In 2016 the Prospects and the city of Edmonton struck a four-year deal with an option for a fifth, bringing baseball back to the city. “This gives us an opportunity to prove ourselves, we’re on a mission,” Cassidy said.  

A lot of ball has been played at that field. The Pacific Coastal League triple-A Edmonton Trappers occupied the park in 1995 when it opened and were later sold in 2004. Next came the Edmonton Cracker Cats of the independent Northern and Golden Leagues, who became the Capitals of the Golden and North American League.

And now the collegiate level Prospects of the Western Major Baseball League. The triple-A team began play in Edmonton in 1981. Before that the Edmonton Eskimos were in the class-A Western International League (1953-54), the class-B Western International (1922), class-B Western Canada League (1920-21), class-D Western Canada (1914), the Edmonton Gray Birds were in the Western Canada League (1912-13), the Eskimos in the class-D Western Canada League (1909-11) and the first-ever team, the Edmonton Grays in the class-D Western Canada League (1907). 

That’s 43 pro teams the city has fielded for you scoring along at home, behind only Toronto (121 teams of different sorts of classifications), Montreal (96), Vancouver (83), Winnipeg (66), Hamilton (47) and Calgary (46).  

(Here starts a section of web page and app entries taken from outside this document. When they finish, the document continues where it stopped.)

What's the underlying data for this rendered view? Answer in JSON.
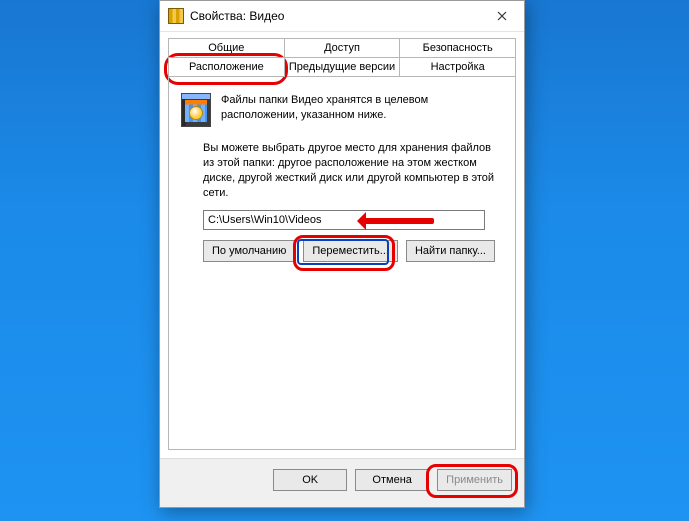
{
  "window": {
    "title": "Свойства: Видео"
  },
  "tabs": {
    "row1": [
      "Общие",
      "Доступ",
      "Безопасность"
    ],
    "row2": [
      "Расположение",
      "Предыдущие версии",
      "Настройка"
    ],
    "active": "Расположение"
  },
  "panel": {
    "intro": "Файлы папки Видео хранятся в целевом расположении, указанном ниже.",
    "desc": "Вы можете выбрать другое место для хранения файлов из этой папки: другое расположение на этом жестком диске, другой жесткий диск или другой компьютер в этой сети.",
    "path": "C:\\Users\\Win10\\Videos",
    "btn_default": "По умолчанию",
    "btn_move": "Переместить...",
    "btn_find": "Найти папку..."
  },
  "footer": {
    "ok": "OK",
    "cancel": "Отмена",
    "apply": "Применить"
  }
}
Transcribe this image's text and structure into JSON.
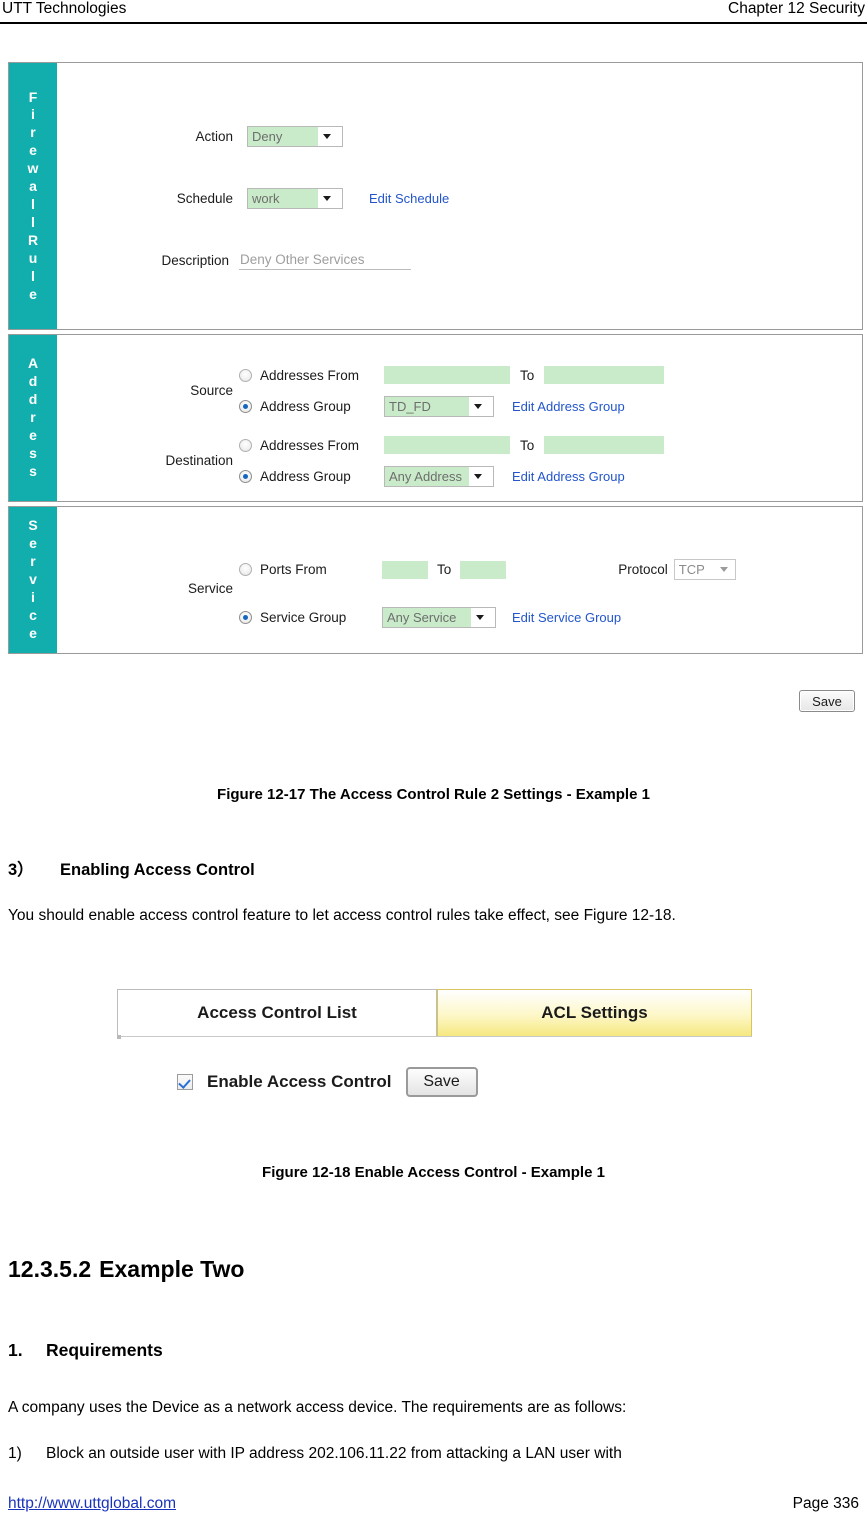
{
  "header": {
    "left": "UTT Technologies",
    "right": "Chapter 12 Security"
  },
  "screenshot_rule": {
    "sections": [
      {
        "tab_label": "Firewall Rule",
        "letters": [
          "F",
          "i",
          "r",
          "e",
          "w",
          "a",
          "l",
          "l",
          "R",
          "u",
          "l",
          "e"
        ]
      },
      {
        "tab_label": "Address",
        "letters": [
          "A",
          "d",
          "d",
          "r",
          "e",
          "s",
          "s"
        ]
      },
      {
        "tab_label": "Service",
        "letters": [
          "S",
          "e",
          "r",
          "v",
          "i",
          "c",
          "e"
        ]
      }
    ],
    "firewall": {
      "action_label": "Action",
      "action_value": "Deny",
      "schedule_label": "Schedule",
      "schedule_value": "work",
      "edit_schedule_link": "Edit Schedule",
      "description_label": "Description",
      "description_value": "Deny Other Services"
    },
    "address": {
      "source_label": "Source",
      "destination_label": "Destination",
      "addresses_from_label": "Addresses From",
      "address_group_label": "Address Group",
      "to_label": "To",
      "edit_address_group_link": "Edit Address Group",
      "source_from_value": "",
      "source_to_value": "",
      "source_group_value": "TD_FD",
      "dest_from_value": "",
      "dest_to_value": "",
      "dest_group_value": "Any Address",
      "source_selected": "address_group",
      "dest_selected": "address_group"
    },
    "service": {
      "service_label": "Service",
      "ports_from_label": "Ports From",
      "to_label": "To",
      "service_group_label": "Service Group",
      "protocol_label": "Protocol",
      "protocol_value": "TCP",
      "ports_from_value": "",
      "ports_to_value": "",
      "service_group_value": "Any Service",
      "edit_service_group_link": "Edit Service Group",
      "selected": "service_group"
    },
    "save_label": "Save"
  },
  "figure_17_caption": "Figure 12-17 The Access Control Rule 2 Settings - Example 1",
  "section_3": {
    "number": "3）",
    "title": "Enabling Access Control",
    "paragraph": "You should enable access control feature to let access control rules take effect, see Figure 12-18."
  },
  "screenshot_acl": {
    "tab_list_label": "Access Control List",
    "tab_settings_label": "ACL Settings",
    "enable_label": "Enable Access Control",
    "enable_checked": true,
    "save_label": "Save"
  },
  "figure_18_caption": "Figure 12-18 Enable Access Control - Example 1",
  "section_example_two": {
    "number": "12.3.5.2",
    "title": "Example Two"
  },
  "requirements": {
    "number": "1.",
    "title": "Requirements",
    "intro": "A company uses the Device as a network access device. The requirements are as follows:",
    "item_1_number": "1)",
    "item_1_text": "Block an outside user with IP address 202.106.11.22 from attacking a LAN user with"
  },
  "footer": {
    "url": "http://www.uttglobal.com",
    "page": "Page 336"
  },
  "colors": {
    "tab_teal": "#12aeae",
    "field_green": "#c9ebc9",
    "link_blue": "#2255cc",
    "tab_yellow": "#f6e87f"
  }
}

You can feel Cassidy’s passion, as he says “any negative talk will only come out of the mouths of fools. We are baseball people through and through.”

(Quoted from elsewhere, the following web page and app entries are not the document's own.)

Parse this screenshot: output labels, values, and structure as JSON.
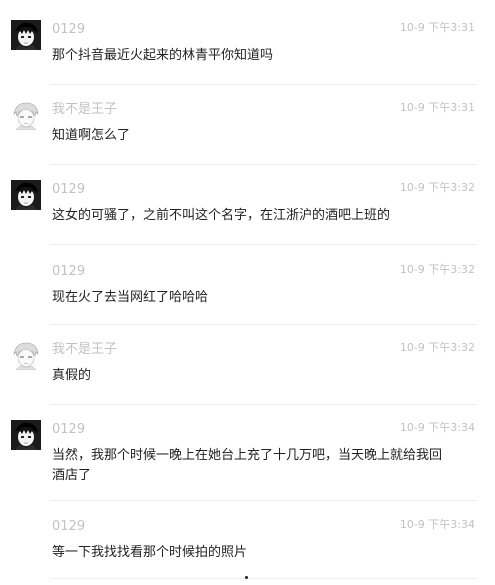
{
  "messages": [
    {
      "sender": "0129",
      "avatar": "dark-avatar-icon",
      "time": "10-9 下午3:31",
      "text": "那个抖音最近火起来的林青平你知道吗"
    },
    {
      "sender": "我不是王子",
      "avatar": "sketch-avatar-icon",
      "time": "10-9 下午3:31",
      "text": "知道啊怎么了"
    },
    {
      "sender": "0129",
      "avatar": "dark-avatar-icon",
      "time": "10-9 下午3:32",
      "text": "这女的可骚了，之前不叫这个名字，在江浙沪的酒吧上班的"
    },
    {
      "sender": "0129",
      "avatar": "none",
      "time": "10-9 下午3:32",
      "text": "现在火了去当网红了哈哈哈"
    },
    {
      "sender": "我不是王子",
      "avatar": "sketch-avatar-icon",
      "time": "10-9 下午3:32",
      "text": "真假的"
    },
    {
      "sender": "0129",
      "avatar": "dark-avatar-icon",
      "time": "10-9 下午3:34",
      "text": "当然，我那个时候一晚上在她台上充了十几万吧，当天晚上就给我回酒店了"
    },
    {
      "sender": "0129",
      "avatar": "none",
      "time": "10-9 下午3:34",
      "text": "等一下我找找看那个时候拍的照片"
    }
  ],
  "colors": {
    "meta_text": "#c2c2c2",
    "body_text": "#222222",
    "divider": "#eeeeee"
  }
}
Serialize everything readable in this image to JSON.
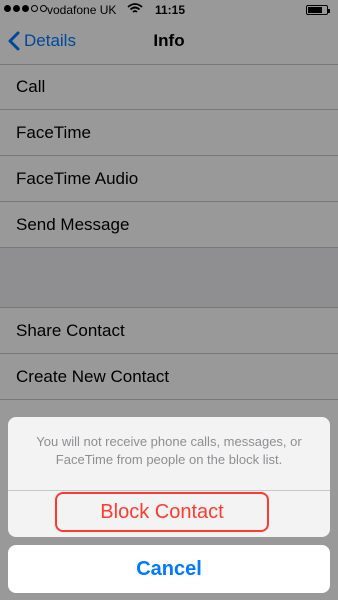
{
  "status_bar": {
    "carrier": "vodafone UK",
    "time": "11:15",
    "signal_strength": 3,
    "battery_level": 0.8
  },
  "nav": {
    "back_label": "Details",
    "title": "Info"
  },
  "list": {
    "group1": [
      "Call",
      "FaceTime",
      "FaceTime Audio",
      "Send Message"
    ],
    "group2": [
      "Share Contact",
      "Create New Contact"
    ]
  },
  "action_sheet": {
    "message": "You will not receive phone calls, messages, or FaceTime from people on the block list.",
    "block_label": "Block Contact",
    "cancel_label": "Cancel"
  },
  "colors": {
    "accent": "#007aff",
    "destructive": "#ff3b30",
    "overlay": "#000000"
  }
}
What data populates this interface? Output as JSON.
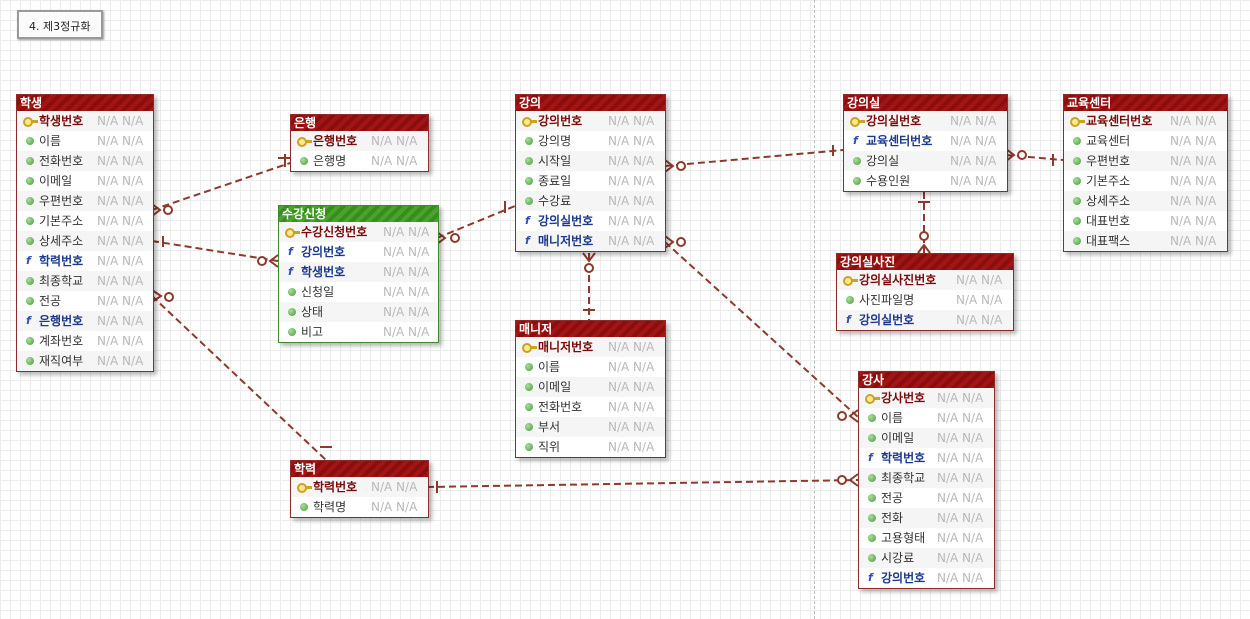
{
  "diagram_title": "4. 제3정규화",
  "placeholder": "N/A N/A",
  "fk_glyph": "f",
  "colors": {
    "entity_header": "#a31515",
    "link_entity_header": "#4aa42a",
    "relation_line": "#8b3a2b"
  },
  "entities": {
    "student": {
      "title": "학생",
      "rows": [
        {
          "name": "학생번호",
          "kind": "pk"
        },
        {
          "name": "이름",
          "kind": "attr"
        },
        {
          "name": "전화번호",
          "kind": "attr"
        },
        {
          "name": "이메일",
          "kind": "attr"
        },
        {
          "name": "우편번호",
          "kind": "attr"
        },
        {
          "name": "기본주소",
          "kind": "attr"
        },
        {
          "name": "상세주소",
          "kind": "attr"
        },
        {
          "name": "학력번호",
          "kind": "fk"
        },
        {
          "name": "최종학교",
          "kind": "attr"
        },
        {
          "name": "전공",
          "kind": "attr"
        },
        {
          "name": "은행번호",
          "kind": "fk"
        },
        {
          "name": "계좌번호",
          "kind": "attr"
        },
        {
          "name": "재직여부",
          "kind": "attr"
        }
      ]
    },
    "bank": {
      "title": "은행",
      "rows": [
        {
          "name": "은행번호",
          "kind": "pk"
        },
        {
          "name": "은행명",
          "kind": "attr"
        }
      ]
    },
    "enrollment": {
      "title": "수강신청",
      "rows": [
        {
          "name": "수강신청번호",
          "kind": "pk"
        },
        {
          "name": "강의번호",
          "kind": "fk"
        },
        {
          "name": "학생번호",
          "kind": "fk"
        },
        {
          "name": "신청일",
          "kind": "attr"
        },
        {
          "name": "상태",
          "kind": "attr"
        },
        {
          "name": "비고",
          "kind": "attr"
        }
      ]
    },
    "lecture": {
      "title": "강의",
      "rows": [
        {
          "name": "강의번호",
          "kind": "pk"
        },
        {
          "name": "강의명",
          "kind": "attr"
        },
        {
          "name": "시작일",
          "kind": "attr"
        },
        {
          "name": "종료일",
          "kind": "attr"
        },
        {
          "name": "수강료",
          "kind": "attr"
        },
        {
          "name": "강의실번호",
          "kind": "fk"
        },
        {
          "name": "매니저번호",
          "kind": "fk"
        }
      ]
    },
    "manager": {
      "title": "매니저",
      "rows": [
        {
          "name": "매니저번호",
          "kind": "pk"
        },
        {
          "name": "이름",
          "kind": "attr"
        },
        {
          "name": "이메일",
          "kind": "attr"
        },
        {
          "name": "전화번호",
          "kind": "attr"
        },
        {
          "name": "부서",
          "kind": "attr"
        },
        {
          "name": "직위",
          "kind": "attr"
        }
      ]
    },
    "education": {
      "title": "학력",
      "rows": [
        {
          "name": "학력번호",
          "kind": "pk"
        },
        {
          "name": "학력명",
          "kind": "attr"
        }
      ]
    },
    "classroom": {
      "title": "강의실",
      "rows": [
        {
          "name": "강의실번호",
          "kind": "pk"
        },
        {
          "name": "교육센터번호",
          "kind": "fk"
        },
        {
          "name": "강의실",
          "kind": "attr"
        },
        {
          "name": "수용인원",
          "kind": "attr"
        }
      ]
    },
    "center": {
      "title": "교육센터",
      "rows": [
        {
          "name": "교육센터번호",
          "kind": "pk"
        },
        {
          "name": "교육센터",
          "kind": "attr"
        },
        {
          "name": "우편번호",
          "kind": "attr"
        },
        {
          "name": "기본주소",
          "kind": "attr"
        },
        {
          "name": "상세주소",
          "kind": "attr"
        },
        {
          "name": "대표번호",
          "kind": "attr"
        },
        {
          "name": "대표팩스",
          "kind": "attr"
        }
      ]
    },
    "classroom_photo": {
      "title": "강의실사진",
      "rows": [
        {
          "name": "강의실사진번호",
          "kind": "pk"
        },
        {
          "name": "사진파일명",
          "kind": "attr"
        },
        {
          "name": "강의실번호",
          "kind": "fk"
        }
      ]
    },
    "instructor": {
      "title": "강사",
      "rows": [
        {
          "name": "강사번호",
          "kind": "pk"
        },
        {
          "name": "이름",
          "kind": "attr"
        },
        {
          "name": "이메일",
          "kind": "attr"
        },
        {
          "name": "학력번호",
          "kind": "fk"
        },
        {
          "name": "최종학교",
          "kind": "attr"
        },
        {
          "name": "전공",
          "kind": "attr"
        },
        {
          "name": "전화",
          "kind": "attr"
        },
        {
          "name": "고용형태",
          "kind": "attr"
        },
        {
          "name": "시강료",
          "kind": "attr"
        },
        {
          "name": "강의번호",
          "kind": "fk"
        }
      ]
    }
  },
  "relationships": [
    {
      "from": "bank",
      "to": "student",
      "cardinality": "one-to-many"
    },
    {
      "from": "student",
      "to": "enrollment",
      "cardinality": "one-to-many"
    },
    {
      "from": "lecture",
      "to": "enrollment",
      "cardinality": "one-to-many"
    },
    {
      "from": "classroom",
      "to": "lecture",
      "cardinality": "one-to-many"
    },
    {
      "from": "center",
      "to": "classroom",
      "cardinality": "one-to-many"
    },
    {
      "from": "classroom",
      "to": "classroom_photo",
      "cardinality": "one-to-many"
    },
    {
      "from": "manager",
      "to": "lecture",
      "cardinality": "one-to-many"
    },
    {
      "from": "education",
      "to": "student",
      "cardinality": "one-to-many"
    },
    {
      "from": "education",
      "to": "instructor",
      "cardinality": "one-to-many"
    },
    {
      "from": "lecture",
      "to": "instructor",
      "cardinality": "one-to-many"
    }
  ]
}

As for where they see themselves in the coming years, well, Cassidy has high expectations. He says that as an organization they look up to teams like the Okotoks Dawgs, saying teams like the four-time WMBL champions have brought so much needed attention to the WMBL.

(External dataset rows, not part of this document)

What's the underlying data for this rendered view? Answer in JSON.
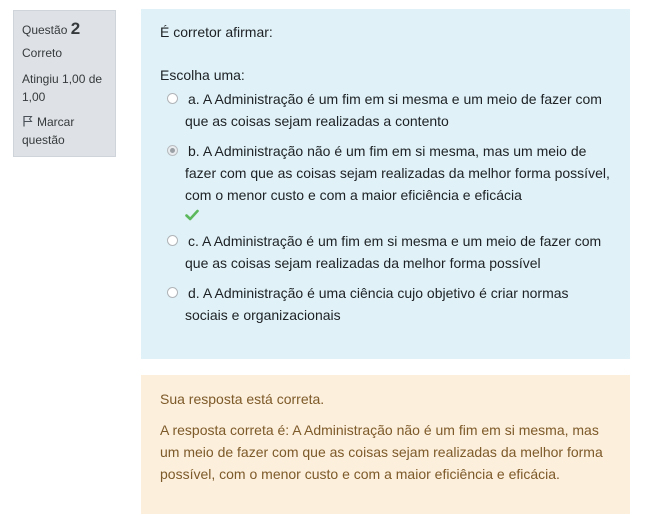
{
  "info": {
    "question_label": "Questão",
    "question_number": "2",
    "state": "Correto",
    "grade": "Atingiu 1,00 de 1,00",
    "flag_label": "Marcar questão"
  },
  "formulation": {
    "question_text": "É corretor afirmar:",
    "prompt": "Escolha uma:",
    "options": [
      {
        "letter": "a.",
        "text": "A Administração é um fim em si mesma e um meio de fazer com que as coisas sejam realizadas a contento",
        "checked": false
      },
      {
        "letter": "b.",
        "text": "A Administração não é um fim em si mesma, mas um meio de fazer com que as coisas sejam realizadas da melhor forma possível, com o menor custo e com a maior eficiência e eficácia",
        "checked": true
      },
      {
        "letter": "c.",
        "text": "A Administração é um fim em si mesma e um meio de fazer com que as coisas sejam realizadas da melhor forma possível",
        "checked": false
      },
      {
        "letter": "d.",
        "text": "A Administração é uma ciência cujo objetivo é criar normas sociais e organizacionais",
        "checked": false
      }
    ]
  },
  "outcome": {
    "status": "Sua resposta está correta.",
    "right_answer": "A resposta correta é: A Administração não é um fim em si mesma, mas um meio de fazer com que as coisas sejam realizadas da melhor forma possível, com o menor custo e com a maior eficiência e eficácia."
  },
  "colors": {
    "info_bg": "#dee2e6",
    "formulation_bg": "#e0f2f7",
    "outcome_bg": "#fcefdc",
    "correct_check": "#5cb85c"
  },
  "icons": {
    "flag": "flag-icon",
    "correct": "check-icon"
  }
}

The Dawgs led the league in attendance again in the 2016 Season with 76,571, an average of 3,329 people per game.

“Our goal is to catch and surpass them, we want to continue to build this movement into an unstoppable force,” said Cassidy.

The Prospects saw 38,266 fans in the 2016 season. An average of 1,820 per game.  They have some work to do, although they are up to the challenge.

Edmonton Eskimos running back Calvin McCarty, Prospects volunteer Shawn Green and Rick Bronson MC at the first Fund raising Gala for the Edmonton WMBL team. 

Edmonton Eskimos running back Calvin McCarty, Prospects volunteer Shawn Green and Rick Bronson MC at the first Fund raising Gala for the Edmonton WMBL team. 

Throughout the evening attendees were invited to bid on silent auction items ranging from Edmonton Oilers and Edmonton Eskimos memorabilia to Toronto Blue Jays and Calgary Flames items.

Guest speaker Gregg Zaun even threw in his four season tickets to a regular season game with on field BP and a live viewing of the Sporstnet broadcast.  It fetched $3,600 towards the cause. Zaun entertained guests, which included a couple members of the Edmonton Eskimos football team, with a slew of anecdotes from his career.

Al Coates, left,  moderated a Hot Stove panel with Orv Franchuk and Jays broadcaster Gregg Zaun.

Al Coates, left,  moderated a Hot Stove panel with Orv Franchuk and Jays broadcaster Gregg Zaun.

Zaun also hosted a Hot Stove style panel with Orv Franchuk moderated by the voice of baseball in Edmonton, Al Coates. Franchuk was a scout for the Cinciannti Reds, hitting coach for the Edmonton Trappers and manager for the Vancouver Canadians to name a few stops. He was also a coach for the Canadian National Team at the 1978 World Cup, the 1981 Intercontinental Cup and the 2007 World Cup.

With its history in baseball well over 100 years old and the enthusiasm of Cassidy, Edmonton is headed in the proper direction.